Student loans are a different kind of debt.

Student loans are a different kind of debt.

Technical debt is a term coined by Ward Cunningham to represent the work not done or the shortcuts taken when delivering a product. In almost every circumstance there are multiple paths than can be taken to deliver a functional product.  For example, when documenting the code you are writing there is a difference between explaining exactly what the code does in detail and being terse and a bit oblique (I can hear the rationalization, “they can just read the code”). The code runs, but if there is ever a problem it will  take longer to diagnose the problem. Whether fixing a defect or rewriting the code, if there is a delay caused by figuring out the code, that represents the ‘debt’ of technical debt.  Technical debt is applied to software, but the phrase can be extended to any deliverable or product.  The work that is not done may or may not be fixed in the future.  Until the technical debt is paid back, the debt accrues interest.  Whether or not that interest is important depends on your situation.

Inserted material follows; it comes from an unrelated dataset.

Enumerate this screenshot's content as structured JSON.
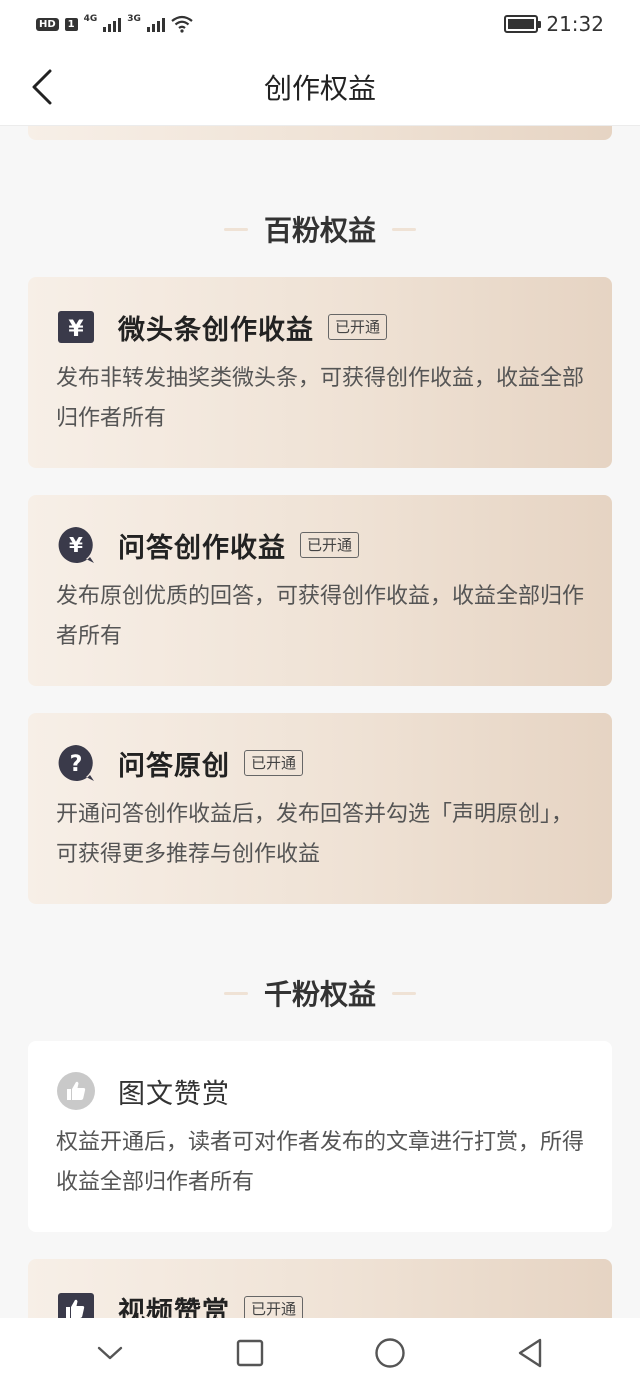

In a perfect world there would be no technical debt.  Work would be done according to all organizational standards and no corners would be cut.  However we live in reality.  Calendar time is the enemy of perfection.  Today’s business environment is dynamic with advantages appearing and disappearing rapidly. The ability to bring products to market quickly to capture a market advantage that might be fleeting can lead to technical debt. A limited amount of technical debt can be used to accelerate delivery.  Clearly some technical debt can be acceptable.  The question is, when does the debt have to be repaid?

Possibly never. The technical debt accrued when building functions or applications that have a short lifespan may never need to be addressed. This is where the metaphor of accruing interest breaks down a bit.  If these short term functions are retired quickly enough the debt need not be paid back.  However functions or applications that have a long term future will need to be refactored to remove some or all of the technical debt.

Technical debt is a metaphor for all of the corners we cut as software is developed.  Technical debt is not a metaphor for defects in the code. Technical debt creates drag by making code harder to understand, more likely to break when changed or slightly off the architectural standard. The effects of technical debt can usually be measured in the additional amount of effort required to make any specific change or in the amount of planned refactoring a team feels they need to allocate to keep the development process moving efficiently.  The choices to manage technical debt are fairly stark, in the long run technical debt has to either be repaid, serviced to keep it manageable or the code needs to be retired.